“No, the guys are keeping them busy. They just want Mom and Dad to quit this crazy save-the-world nonsense and go camping with them this weekend.”
“Gotta have priorities,” I said.
We took a few more steps.
“So I take it you’re not worried about Malcolm?” I said.
She shook her head. “Another adventure for another day. We need a break and, last we saw, he was safely in Nast custody.” She pushed a half-open door. “And there’s Adam.”
He turned and motioned to his cell phone.
“Thanks,” I whispered to Elena. “Oh, and congratulations.”
I grinned. “You’ll find out.”
I stepped into the office and eased the door shut as Adam got off the phone.
“Ah, so that’s why you’ve been ignoring my calls.”
“Ignoring … ?” He checked his messages. “Shit. I was on hold. Never even heard the beep.” He strode toward me. “Is it Bryce? Is he—?”
I held up a hand to stop him. “Awake. The doctors checked him. He seems fine. I’m giving him some time with Sean. He needs to tell him about Thomas.”
“Right.” He shook his head. “That’s a shitty thing to wake up to.”
“Which is why I left them alone. So, I know it’s getting late, but I was hoping to talk you into a drink, if you’re done with work.”
“Wasn’t working.” He walked to the printer, took off a couple of sheets, and handed them to me. “For you. A little ‘thanks for saving the world as we know it’ present. There’s a T-shirt coming, too, but it’ll take awhile.”
“Yep. It says ‘I defeated Lord Demon Balaam and all I got was this lousy T-shirt.’?”
I laughed. “I’ll count myself lucky if that is all I get. I’m still waiting for him to show up and use my hide for a shirt.”
“He won’t. Too humiliating. Better to just blame Gilles de Rais for screwing up everything.” He waved at the sheets. “Now read.”
I skimmed the first page. “Our ski trip to Switzerland?”
“On my dime. And a very expensive dime it is, too. That place ain’t cheap. But you’re worth it. Just remember that when I ask you to come heli-skiing with me.”
“I’m not doing skiing of any kind.” I lifted my cast. “Did you forget something?”
“Did you check the dates on that reservation?”
They were for two months from now.
“Yeah, ‘oh.’ I figure that’ll give you time to recover.”
“Time to find an apartment, too. I’m moving out as soon as we get back to Portland.”

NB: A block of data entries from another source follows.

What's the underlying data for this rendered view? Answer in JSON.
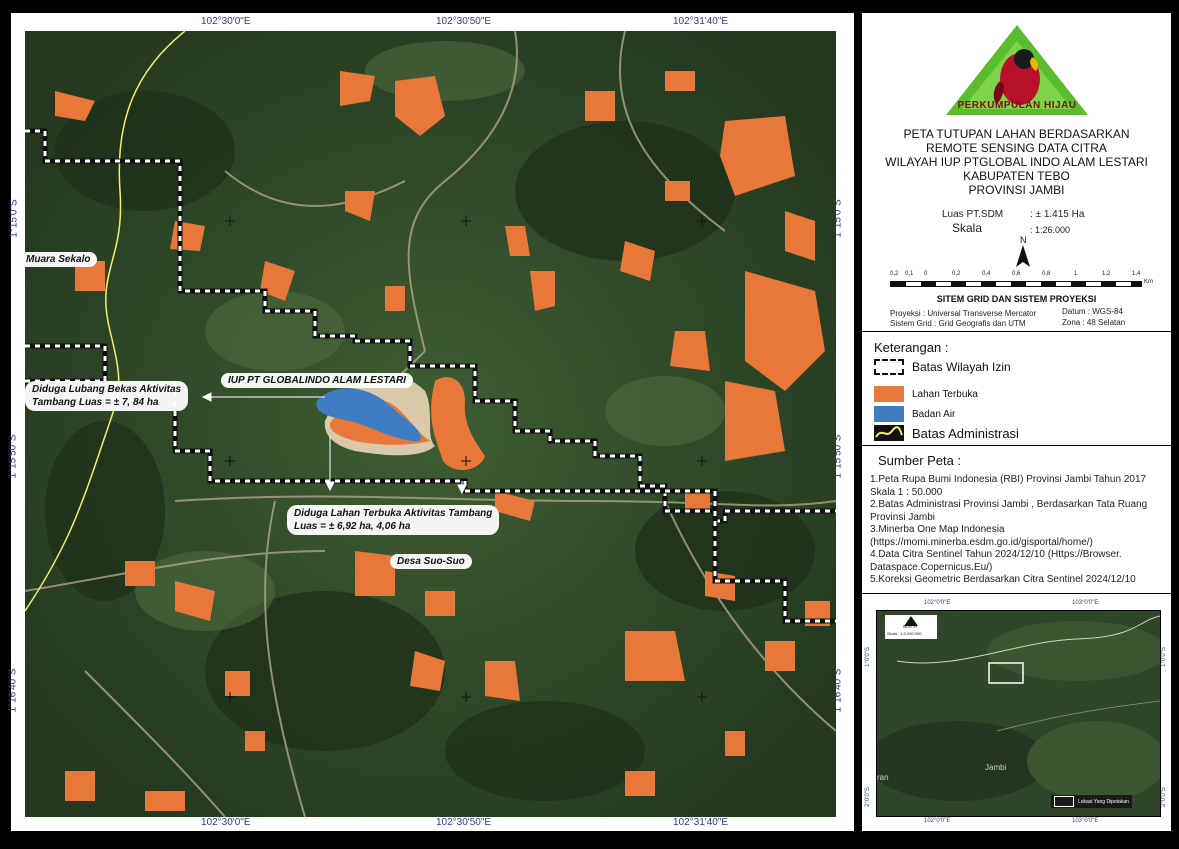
{
  "map": {
    "coords_top": [
      "102°30'0\"E",
      "102°30'50\"E",
      "102°31'40\"E"
    ],
    "coords_bottom": [
      "102°30'0\"E",
      "102°30'50\"E",
      "102°31'40\"E"
    ],
    "coords_left": [
      "1°15'0\"S",
      "1°15'50\"S",
      "1°16'40\"S"
    ],
    "coords_right": [
      "1°15'0\"S",
      "1°15'50\"S",
      "1°16'40\"S"
    ],
    "labels": {
      "muara": "Muara Sekalo",
      "iup": "IUP PT GLOBALINDO ALAM LESTARI",
      "lubang_1": "Diduga Lubang Bekas Aktivitas",
      "lubang_2": "Tambang Luas = ± 7, 84 ha",
      "lahan_1": "Diduga Lahan Terbuka Aktivitas Tambang",
      "lahan_2": "Luas = ± 6,92 ha, 4,06 ha",
      "desa": "Desa Suo-Suo"
    }
  },
  "logo": {
    "text": "PERKUMPULAN HIJAU"
  },
  "title": {
    "line1": "PETA TUTUPAN LAHAN BERDASARKAN",
    "line2": "REMOTE SENSING DATA CITRA",
    "line3": "WILAYAH IUP PTGLOBAL INDO ALAM LESTARI",
    "line4": "KABUPATEN TEBO",
    "line5": "PROVINSI JAMBI"
  },
  "info": {
    "luas_label": "Luas PT.SDM",
    "luas_value": ": ± 1.415 Ha",
    "skala_label": "Skala",
    "skala_value": ": 1:26.000",
    "north": "N",
    "scale_ticks": [
      "0,2",
      "0,1",
      "0",
      "0,2",
      "0,4",
      "0,6",
      "0,8",
      "1",
      "1,2",
      "1,4"
    ],
    "scale_unit": "Km"
  },
  "grid": {
    "heading": "SITEM GRID DAN SISTEM PROYEKSI",
    "proyeksi": "Proyeksi    : Universal Transverse Mercator",
    "sistem": "Sistem Grid  : Grid Geografis dan UTM",
    "datum": "Datum   : WGS-84",
    "zona": "Zona    : 48 Selatan"
  },
  "legend": {
    "heading": "Keterangan :",
    "items": [
      "Batas Wilayah Izin",
      "Lahan Terbuka",
      "Badan Air",
      "Batas Administrasi"
    ],
    "colors": {
      "lahan": "#e8773a",
      "air": "#3e7cc4"
    }
  },
  "sources": {
    "heading": "Sumber Peta  :",
    "items": [
      "1.Peta Rupa Bumi Indonesia (RBI) Provinsi Jambi Tahun 2017 Skala 1 : 50.000",
      "2.Batas Administrasi Provinsi Jambi , Berdasarkan Tata Ruang Provinsi Jambi",
      "3.Minerba One Map Indonesia (https://momi.minerba.esdm.go.id/gisportal/home/)",
      "4.Data Citra Sentinel Tahun 2024/12/10 (Https://Browser. Dataspace.Copernicus.Eu/)",
      "5.Koreksi Geometric Berdasarkan Citra Sentinel 2024/12/10"
    ]
  },
  "inset": {
    "coord_top_1": "102°0'0\"E",
    "coord_top_2": "103°0'0\"E",
    "coord_bottom_1": "102°0'0\"E",
    "coord_bottom_2": "103°0'0\"E",
    "coord_left": "1°0'0\"S",
    "coord_left_2": "2°0'0\"S",
    "coord_right": "1°0'0\"S",
    "coord_right_2": "2°0'0\"S",
    "north": "NORTH",
    "scale": "Skala : 1:3.000.000",
    "place": "Jambi",
    "place2": "ran",
    "legend": "Lokasi Yang Dipetakan"
  }
}
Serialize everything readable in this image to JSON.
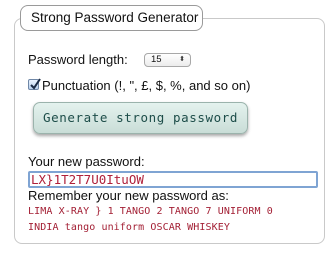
{
  "panel": {
    "title": "Strong Password Generator"
  },
  "length": {
    "label": "Password length:",
    "selected_value": "15"
  },
  "punctuation": {
    "checked": true,
    "label": "Punctuation (!, \", £, $, %, and so on)"
  },
  "generate_button": {
    "label": "Generate strong password"
  },
  "result": {
    "label": "Your new password:",
    "password": "LX}1T2T7U0ItuOW",
    "remember_label": "Remember your new password as:",
    "phonetic_line1": "LIMA X-RAY } 1 TANGO 2 TANGO 7 UNIFORM 0",
    "phonetic_line2": "INDIA tango uniform OSCAR WHISKEY"
  },
  "colors": {
    "accent_text": "#1d4d49",
    "password_red": "#b0203a",
    "focus_border": "#7fa4d3"
  }
}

“Good. There’s a vacancy at my apartment.” He lifted a hand before I could speak. “In my apartment building, I mean. I know you’re not ready for cohabitation. You need to live on your own. At least for a while.” He put his arm around my shoulder and led me from the room. “Now, you mentioned buying me a drink?”
“I don’t think I said—”
“Yep, pretty sure you did. We might want to make it a double. Have you checked the office e-mail lately? Apparently, the world didn’t stop while we were busy saving it. Lots of work waiting.”
“Lots of adventures waiting.”
He grinned over at me. “Always lots of adventures waiting.”
And so there would be. Things had happened in the last few weeks. Big things. Maybe even things that would ultimately alter our world. But one thing wouldn’t change. There would always be work to do, threats to defeat, adventures to be had.
I wouldn’t want it any other way.
A FINAL NOTE FROM KELLEY …
Thus ends the Otherworld, with Savannah looking forward to a lifetime of adventures. It may seem an odd note to finish on, but this is how I’ve always envisioned the ending. I’m not sending the characters into their rocking chairs, to doze away their retirement years. I haven’t created a world where that is even possible. There is no final victory that could let them all live peacefully-ever-after. But as Savannah says, they wouldn’t have it any other way. Theirs is a life of threats and challenges and, yes, adventures. This is, for me, their happily-ever-after.
Will readers ever share in those future adventures?
Yes. I do have more stories to tell. And I will tell some of them in three anthologies of short fiction, the first to be published in 2014. I may even, someday, return to share a bigger story, when the time is right.